Wait, back up. Kit, didn't you love your apartment? Weren't your roommates super nice girls who took you to special events at Mango and to see their beautiful hometowns?

Yes, yes they were. But first Maite and Jenny (who is not American, I promise) moved in with their boyfriends, then Ismene got a sweet internship in California, then Maria got a sweet job in Vitoria. So over a 4-month period I got all new roommates.

And as it turned out, the living situation was fairly sketchy to start with, made OK only in the beginning by the awesome original roommates who lived there. There was no contract, for one thing. None at all. None of us had ever met the landlady, for another - it was just done by a long, questionable chain of subleasing (which - and this would have been interesting to know circa September - is illegal in Spain).

And so it came to pass that I awoke one morning - a week before my flight home, in fact - to what I have to admit was a pretty gutsy letter that one of my new roommates had written. I'll call her Ione, because her name is Ione. The letter, written in pseudo-legalese, was to me and the other girl who was also moving out at the end of the month. Boiled down, it declared that we were legally bound by "tacit agreement" to pay the rent every month that we didn't live there that they didn't find someone to replace us.

It was signed - and I think this is a spectacularly catty touch - "Un abrazo." A hug.

I was, and this should come as no surprise, completely clueless in regards to Spanish housing law. On the one hand, I was terrified; what if this was true? What if I really owed them for every month I couldn't find a replacement to their liking? On the other hand, something seemed wrong. I took a picture of the letter and emailed it to my pastor, who is native to Spain and an ex-attorney.
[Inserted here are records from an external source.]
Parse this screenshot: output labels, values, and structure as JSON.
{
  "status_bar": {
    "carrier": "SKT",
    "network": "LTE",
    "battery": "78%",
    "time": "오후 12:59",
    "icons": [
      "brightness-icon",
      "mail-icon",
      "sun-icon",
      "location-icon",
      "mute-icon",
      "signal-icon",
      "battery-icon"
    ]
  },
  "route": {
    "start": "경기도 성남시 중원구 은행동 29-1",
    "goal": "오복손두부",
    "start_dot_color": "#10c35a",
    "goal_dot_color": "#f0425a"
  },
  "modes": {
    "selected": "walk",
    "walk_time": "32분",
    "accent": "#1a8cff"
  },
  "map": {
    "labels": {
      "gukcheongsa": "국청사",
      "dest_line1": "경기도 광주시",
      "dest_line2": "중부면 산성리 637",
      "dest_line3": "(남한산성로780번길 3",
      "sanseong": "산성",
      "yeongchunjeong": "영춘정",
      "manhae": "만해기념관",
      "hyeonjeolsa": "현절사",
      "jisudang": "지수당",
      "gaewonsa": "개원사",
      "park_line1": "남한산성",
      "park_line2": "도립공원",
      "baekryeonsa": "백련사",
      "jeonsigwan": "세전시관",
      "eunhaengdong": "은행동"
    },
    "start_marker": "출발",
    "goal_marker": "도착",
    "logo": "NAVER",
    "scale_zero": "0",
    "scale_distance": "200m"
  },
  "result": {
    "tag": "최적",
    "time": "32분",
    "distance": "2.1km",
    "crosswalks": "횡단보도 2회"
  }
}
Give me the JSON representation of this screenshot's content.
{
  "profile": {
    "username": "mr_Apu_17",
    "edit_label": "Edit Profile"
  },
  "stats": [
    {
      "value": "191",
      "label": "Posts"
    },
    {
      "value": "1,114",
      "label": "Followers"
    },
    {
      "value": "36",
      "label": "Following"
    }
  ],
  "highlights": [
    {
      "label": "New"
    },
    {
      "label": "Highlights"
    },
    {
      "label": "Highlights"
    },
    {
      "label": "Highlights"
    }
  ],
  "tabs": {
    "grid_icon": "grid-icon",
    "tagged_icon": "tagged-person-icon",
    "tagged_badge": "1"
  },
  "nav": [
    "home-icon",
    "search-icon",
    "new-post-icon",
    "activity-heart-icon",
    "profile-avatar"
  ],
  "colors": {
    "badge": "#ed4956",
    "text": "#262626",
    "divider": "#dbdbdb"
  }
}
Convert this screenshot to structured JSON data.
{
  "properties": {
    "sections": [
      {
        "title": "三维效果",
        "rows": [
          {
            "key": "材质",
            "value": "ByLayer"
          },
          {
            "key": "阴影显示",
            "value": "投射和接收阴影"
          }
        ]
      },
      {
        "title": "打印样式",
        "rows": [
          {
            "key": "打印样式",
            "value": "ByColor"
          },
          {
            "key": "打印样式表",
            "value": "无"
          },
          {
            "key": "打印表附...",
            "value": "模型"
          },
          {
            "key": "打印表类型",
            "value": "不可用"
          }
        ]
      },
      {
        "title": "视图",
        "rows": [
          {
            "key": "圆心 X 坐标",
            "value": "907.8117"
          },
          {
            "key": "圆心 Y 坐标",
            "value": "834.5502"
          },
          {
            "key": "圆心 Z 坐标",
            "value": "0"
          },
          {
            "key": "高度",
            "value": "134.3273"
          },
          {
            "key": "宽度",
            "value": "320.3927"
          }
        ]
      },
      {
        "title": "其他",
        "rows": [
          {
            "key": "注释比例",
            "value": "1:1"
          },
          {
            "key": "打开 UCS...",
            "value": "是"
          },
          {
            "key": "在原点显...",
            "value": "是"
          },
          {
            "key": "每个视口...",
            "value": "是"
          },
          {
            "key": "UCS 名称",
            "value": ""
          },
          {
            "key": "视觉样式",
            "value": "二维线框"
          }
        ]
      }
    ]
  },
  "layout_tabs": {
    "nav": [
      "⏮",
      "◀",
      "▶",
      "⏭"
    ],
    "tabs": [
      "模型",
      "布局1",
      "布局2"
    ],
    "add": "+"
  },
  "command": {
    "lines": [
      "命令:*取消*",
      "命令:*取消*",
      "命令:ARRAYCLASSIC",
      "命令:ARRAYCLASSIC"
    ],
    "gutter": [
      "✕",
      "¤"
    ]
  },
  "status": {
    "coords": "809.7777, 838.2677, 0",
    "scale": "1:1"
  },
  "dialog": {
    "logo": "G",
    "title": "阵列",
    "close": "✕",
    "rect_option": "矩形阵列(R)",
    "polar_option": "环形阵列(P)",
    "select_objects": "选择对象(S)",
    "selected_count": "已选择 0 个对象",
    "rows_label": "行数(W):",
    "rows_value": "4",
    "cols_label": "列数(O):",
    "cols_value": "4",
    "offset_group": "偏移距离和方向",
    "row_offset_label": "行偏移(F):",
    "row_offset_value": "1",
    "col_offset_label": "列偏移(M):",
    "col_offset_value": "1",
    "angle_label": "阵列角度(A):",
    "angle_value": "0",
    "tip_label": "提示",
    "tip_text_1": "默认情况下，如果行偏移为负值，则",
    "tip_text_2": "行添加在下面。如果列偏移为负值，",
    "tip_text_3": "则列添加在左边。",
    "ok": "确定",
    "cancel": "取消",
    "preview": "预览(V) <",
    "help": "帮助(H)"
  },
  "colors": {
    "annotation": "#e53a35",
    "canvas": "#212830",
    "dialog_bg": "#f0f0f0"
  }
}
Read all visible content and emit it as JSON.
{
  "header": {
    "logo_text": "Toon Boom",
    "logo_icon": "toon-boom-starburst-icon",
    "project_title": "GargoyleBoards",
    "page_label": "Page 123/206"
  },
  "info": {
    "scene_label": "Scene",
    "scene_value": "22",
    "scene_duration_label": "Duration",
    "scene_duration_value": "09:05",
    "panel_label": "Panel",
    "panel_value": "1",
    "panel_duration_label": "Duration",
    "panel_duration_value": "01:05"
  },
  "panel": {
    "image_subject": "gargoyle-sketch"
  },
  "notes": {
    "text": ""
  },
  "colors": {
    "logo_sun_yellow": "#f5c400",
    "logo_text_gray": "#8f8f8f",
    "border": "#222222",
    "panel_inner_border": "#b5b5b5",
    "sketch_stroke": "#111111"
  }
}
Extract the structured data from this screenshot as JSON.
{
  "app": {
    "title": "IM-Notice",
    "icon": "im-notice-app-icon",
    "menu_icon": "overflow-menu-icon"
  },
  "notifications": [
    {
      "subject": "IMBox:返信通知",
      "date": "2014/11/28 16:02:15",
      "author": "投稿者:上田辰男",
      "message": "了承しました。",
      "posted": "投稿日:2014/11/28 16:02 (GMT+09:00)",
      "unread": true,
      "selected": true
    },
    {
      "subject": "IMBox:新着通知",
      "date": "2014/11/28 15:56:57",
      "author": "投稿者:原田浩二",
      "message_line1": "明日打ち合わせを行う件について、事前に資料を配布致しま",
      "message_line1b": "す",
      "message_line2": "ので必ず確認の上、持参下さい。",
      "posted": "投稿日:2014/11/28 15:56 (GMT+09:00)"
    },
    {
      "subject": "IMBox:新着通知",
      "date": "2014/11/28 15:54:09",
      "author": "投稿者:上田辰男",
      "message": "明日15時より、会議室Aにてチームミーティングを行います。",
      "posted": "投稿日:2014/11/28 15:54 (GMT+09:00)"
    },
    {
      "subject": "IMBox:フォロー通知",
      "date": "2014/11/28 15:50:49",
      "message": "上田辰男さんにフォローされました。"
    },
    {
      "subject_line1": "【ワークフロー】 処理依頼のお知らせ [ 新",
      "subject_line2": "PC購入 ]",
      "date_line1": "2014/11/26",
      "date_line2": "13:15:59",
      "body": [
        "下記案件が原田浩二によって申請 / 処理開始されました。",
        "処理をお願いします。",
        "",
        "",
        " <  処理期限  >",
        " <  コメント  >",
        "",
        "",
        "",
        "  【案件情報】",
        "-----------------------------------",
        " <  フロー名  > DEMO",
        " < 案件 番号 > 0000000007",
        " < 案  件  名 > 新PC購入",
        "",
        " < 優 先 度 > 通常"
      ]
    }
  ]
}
What do I do? I asked him. Is this right?
He replied that it wasn't, that I shouldn't worry, and invited me over for lunch with him, the family and a Spanish housing expert. Perfect.

Continued with what happened, plus a guide to shopping smart for a rental abroad (hint: never-present owner = no bueno).

Thursday, June 9, 2011

an update: new camera, and yes, I'm still here

So in the works is a post series about finding housing abroad - my terrifying and (in retrospect) hilarious experience, plus a "how you can shop smart for an apartment/room rental abroad" guide.

But I can't keep my thoughts on it, because I have more breaking news to share. I got my camera.

It's a Canon 5D Mark II and it is rocking my world.

First picture. Taken on full auto before I learned how to work the controls.

So for those of you who have been wondering: yes, this blog will continue even though I don't live in Bilbao anymore. It'll be a different format, different content and probably move. I'm working on it.

And thank YOU, beautiful new camera, because the quality of images is about to go way, way up. I'm too excited.

Tuesday, May 31, 2011

that last daytrip: vitoria-gasteiz


People always think Bilbao is the capital of Basque Country. Frankly, this is because it is the most badass and awesome of the three major cities, but unfortunately it is also incorrect.

The actual capital of Euskadi is Vitoria-Gasteiz, located in Alava. It was my destination for my final daytrip in Basque Country. Three friends and I packed onto a bus last Sunday morning to see what it was all about.

Los Indignados - and my friend Cat has already done a great summary of what that is all about, if you don't know, which you can read here - occupied the main square, the Plaza de la Virgen Blanca with their tent village.


"Yes We Camp"

my friend Thomas was good enough to sit for about 689789 portraits

We spent the remainder of the day wandering around the city and noticing that it feels more, well, European than Bilbao (or even Donosti in some ways). One friend kept getting reminded of northern Italy. To me, the big, glassy windows on many of the buildings in the center of town were reminiscent of A Coruña.

For lunch we stopped in a couple of the bars that line the small streets of the old city, sharing pintxos around.

Bull's tail stew and carrillera (veal cheek) - from the first place we stopped

All in all a solid little adventure to say "farewell" to Euskadi. For now...